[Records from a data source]
────
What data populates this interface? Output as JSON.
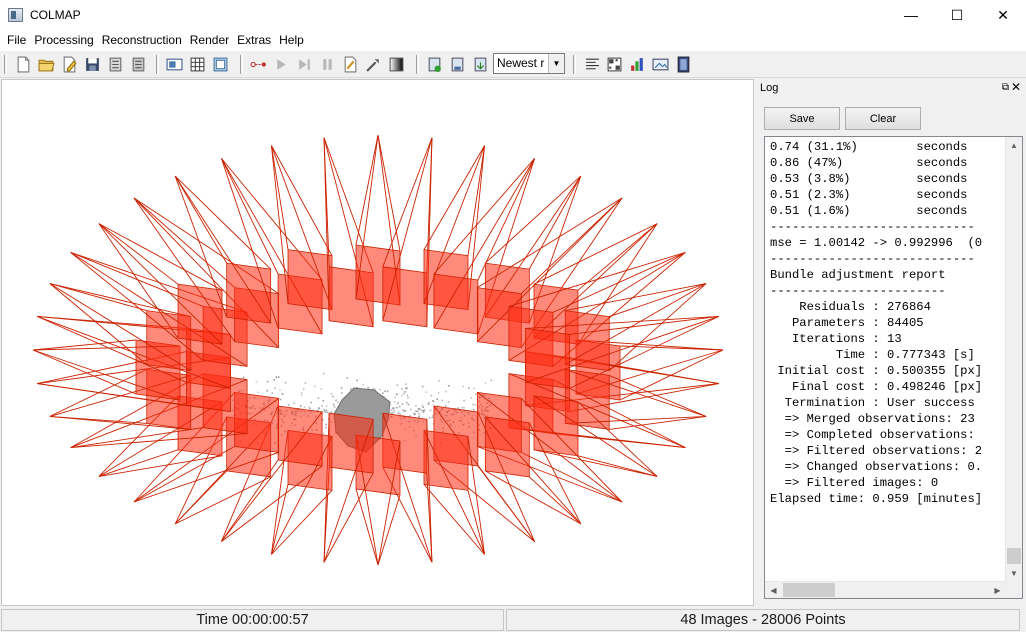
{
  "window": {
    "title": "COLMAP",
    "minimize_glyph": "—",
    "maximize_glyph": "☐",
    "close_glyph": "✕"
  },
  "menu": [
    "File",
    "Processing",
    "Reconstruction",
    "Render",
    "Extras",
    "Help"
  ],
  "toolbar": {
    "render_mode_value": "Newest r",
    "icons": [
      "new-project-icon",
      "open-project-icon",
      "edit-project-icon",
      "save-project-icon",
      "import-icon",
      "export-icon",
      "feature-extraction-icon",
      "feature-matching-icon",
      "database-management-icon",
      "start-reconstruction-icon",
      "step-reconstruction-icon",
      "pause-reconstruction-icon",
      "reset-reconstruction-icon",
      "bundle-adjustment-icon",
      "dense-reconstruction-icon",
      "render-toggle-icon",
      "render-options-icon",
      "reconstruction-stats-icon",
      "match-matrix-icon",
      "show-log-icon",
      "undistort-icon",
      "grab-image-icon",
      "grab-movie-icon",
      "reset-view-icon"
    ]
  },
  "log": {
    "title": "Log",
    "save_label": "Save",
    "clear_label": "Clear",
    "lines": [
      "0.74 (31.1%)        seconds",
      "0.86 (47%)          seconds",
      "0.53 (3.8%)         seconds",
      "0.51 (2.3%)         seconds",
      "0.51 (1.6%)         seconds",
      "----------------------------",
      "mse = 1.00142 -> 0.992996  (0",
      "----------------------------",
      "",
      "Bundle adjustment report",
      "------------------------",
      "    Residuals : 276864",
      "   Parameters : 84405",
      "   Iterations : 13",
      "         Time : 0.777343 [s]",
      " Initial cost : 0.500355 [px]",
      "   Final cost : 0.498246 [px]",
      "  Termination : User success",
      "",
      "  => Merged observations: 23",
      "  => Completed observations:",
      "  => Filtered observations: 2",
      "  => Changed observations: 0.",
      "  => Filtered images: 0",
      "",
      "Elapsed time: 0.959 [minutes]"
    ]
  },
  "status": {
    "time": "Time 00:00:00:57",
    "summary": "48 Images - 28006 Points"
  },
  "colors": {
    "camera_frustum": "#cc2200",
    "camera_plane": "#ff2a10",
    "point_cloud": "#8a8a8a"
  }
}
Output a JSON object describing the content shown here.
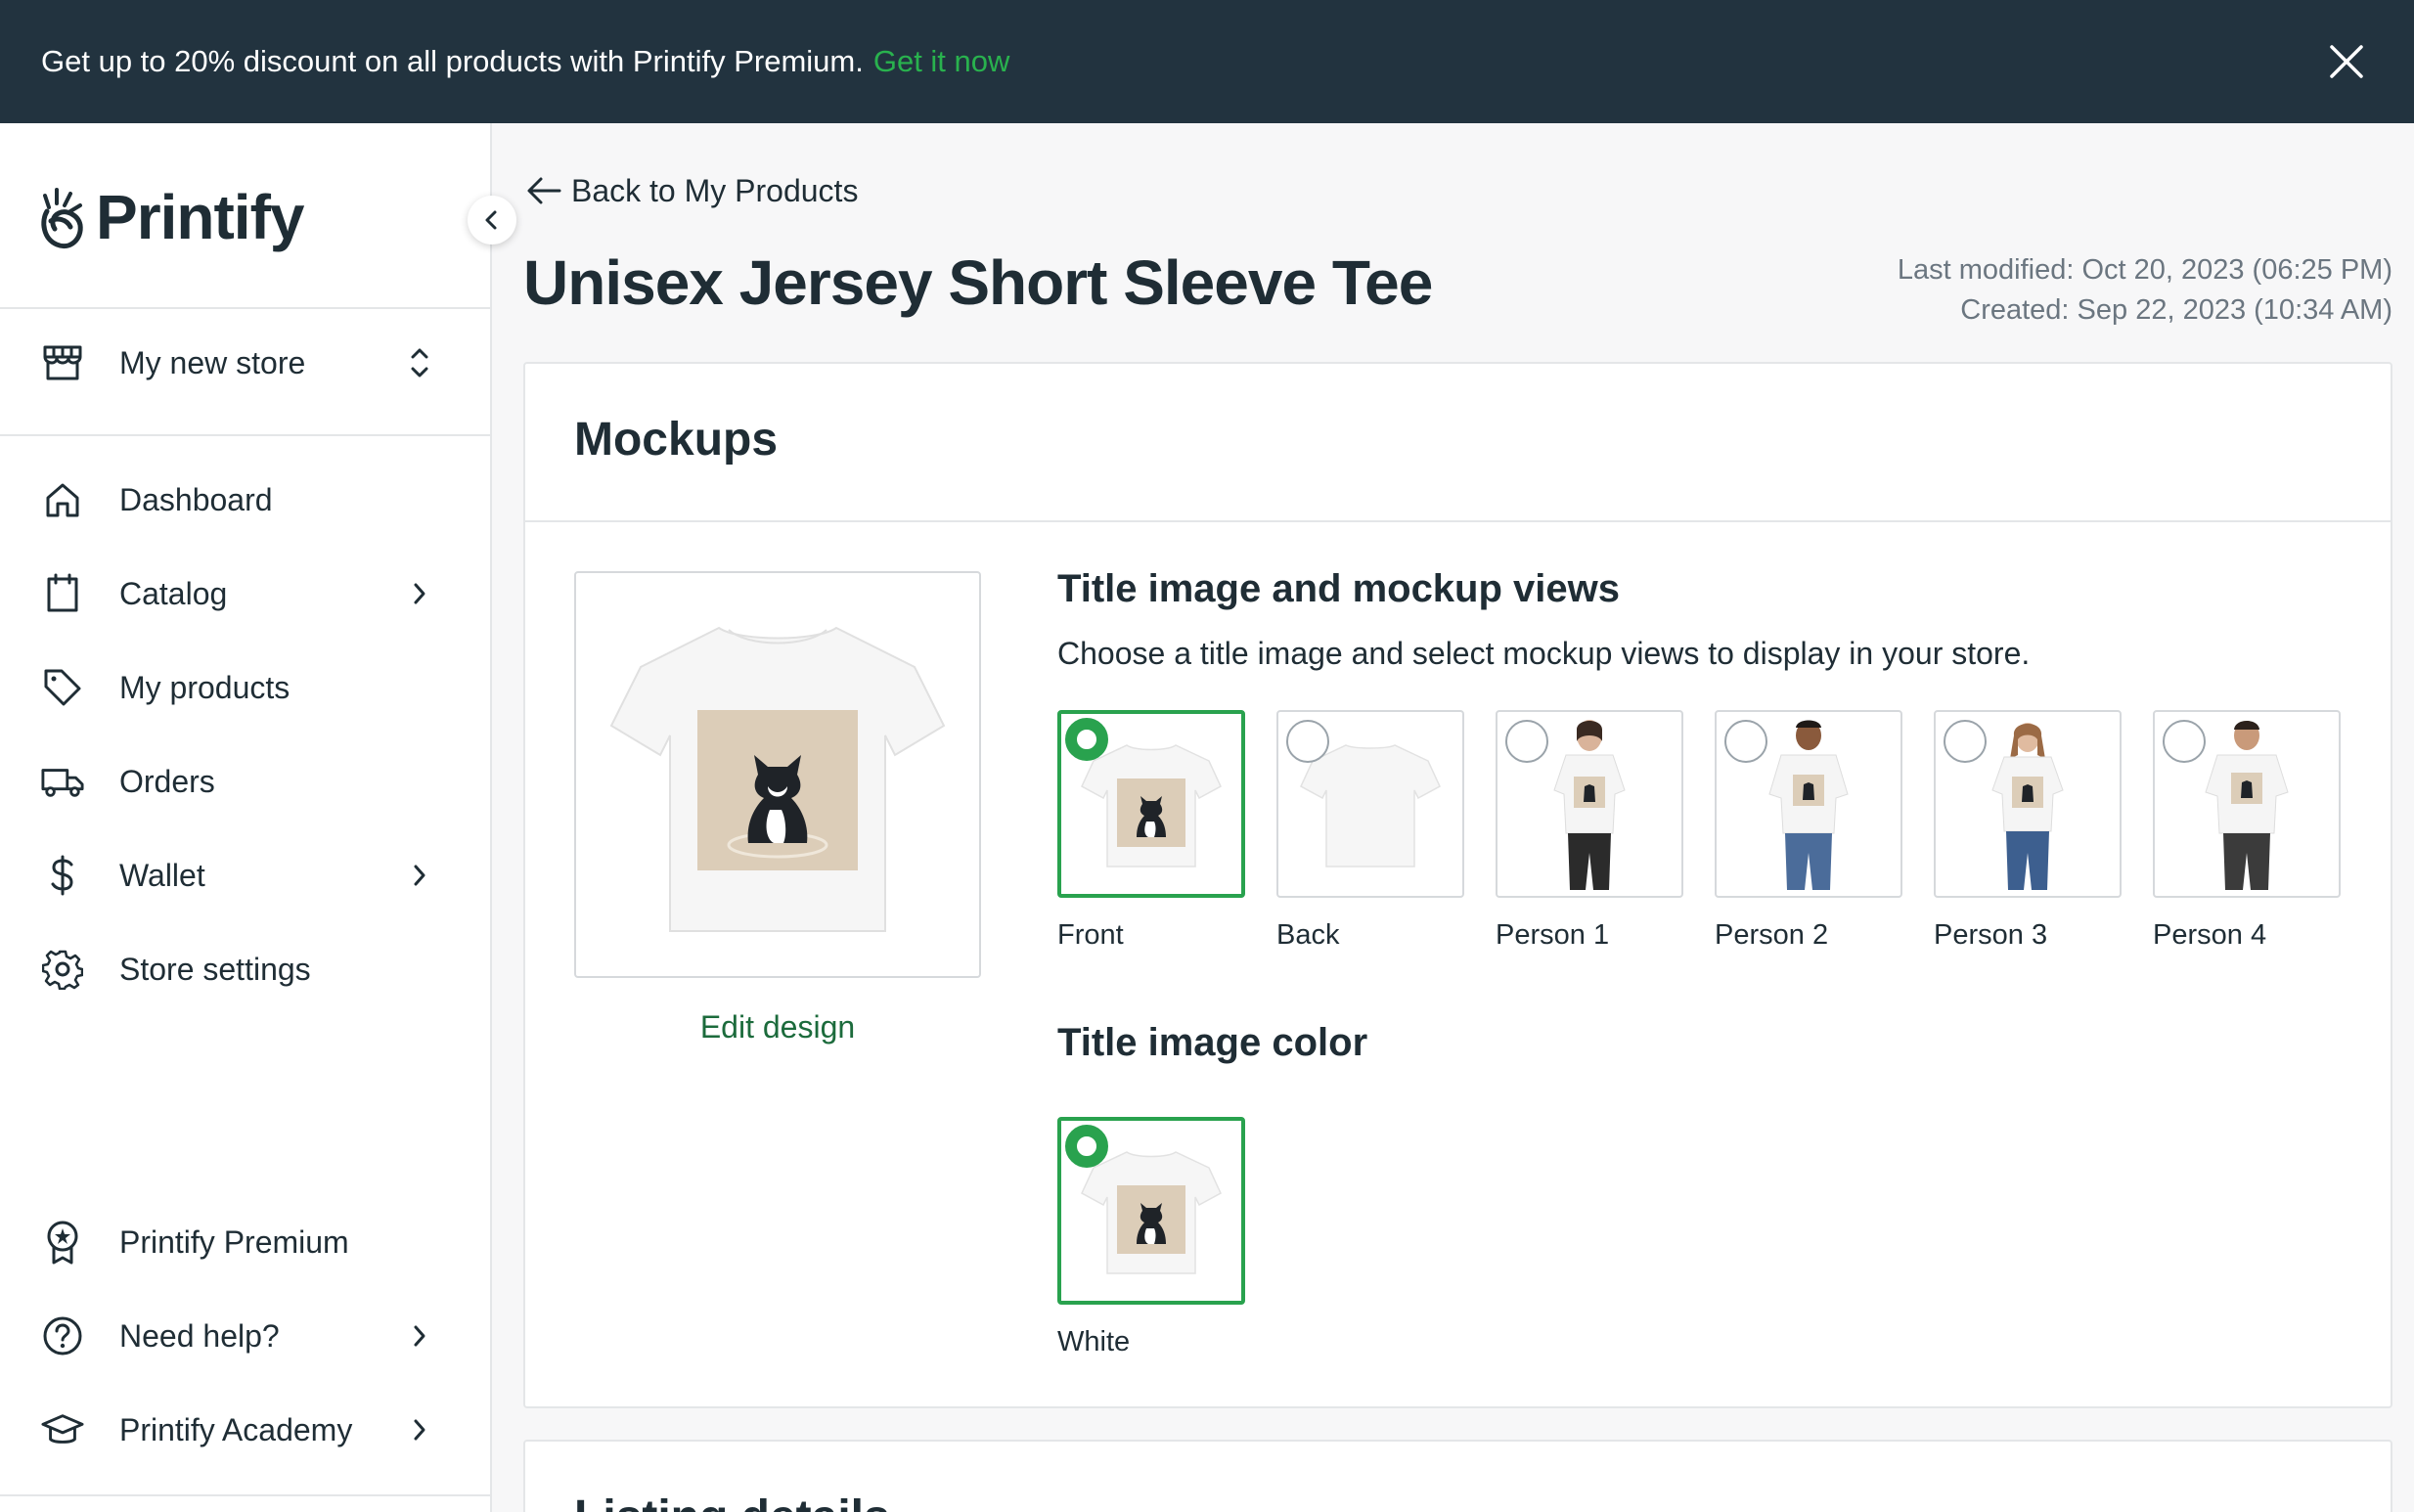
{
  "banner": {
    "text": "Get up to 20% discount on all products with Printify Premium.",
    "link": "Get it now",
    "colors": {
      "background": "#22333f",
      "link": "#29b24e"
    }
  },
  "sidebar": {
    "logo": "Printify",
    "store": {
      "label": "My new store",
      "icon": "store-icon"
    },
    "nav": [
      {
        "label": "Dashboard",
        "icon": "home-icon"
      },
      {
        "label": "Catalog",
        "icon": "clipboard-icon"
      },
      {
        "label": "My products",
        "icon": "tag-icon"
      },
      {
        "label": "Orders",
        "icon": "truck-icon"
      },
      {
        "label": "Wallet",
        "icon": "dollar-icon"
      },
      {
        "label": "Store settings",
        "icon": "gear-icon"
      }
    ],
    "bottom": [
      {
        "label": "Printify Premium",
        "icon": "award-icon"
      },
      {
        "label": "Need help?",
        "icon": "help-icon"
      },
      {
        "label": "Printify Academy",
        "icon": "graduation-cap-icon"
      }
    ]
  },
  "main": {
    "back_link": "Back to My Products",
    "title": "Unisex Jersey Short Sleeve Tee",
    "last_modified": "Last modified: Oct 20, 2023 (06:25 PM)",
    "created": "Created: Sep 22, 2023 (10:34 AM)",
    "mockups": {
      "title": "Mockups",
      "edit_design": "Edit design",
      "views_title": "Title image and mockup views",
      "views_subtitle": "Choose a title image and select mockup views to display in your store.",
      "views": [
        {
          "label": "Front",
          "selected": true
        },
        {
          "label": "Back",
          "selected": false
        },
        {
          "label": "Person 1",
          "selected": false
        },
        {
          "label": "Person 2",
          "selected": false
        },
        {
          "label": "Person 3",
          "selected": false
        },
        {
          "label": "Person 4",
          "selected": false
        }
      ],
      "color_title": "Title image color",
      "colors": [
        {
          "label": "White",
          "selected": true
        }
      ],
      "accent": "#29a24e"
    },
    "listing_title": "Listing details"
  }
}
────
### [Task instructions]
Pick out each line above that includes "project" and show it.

### [Output for this task]
      "new-project-icon",
      "open-project-icon",
      "edit-project-icon",
      "save-project-icon",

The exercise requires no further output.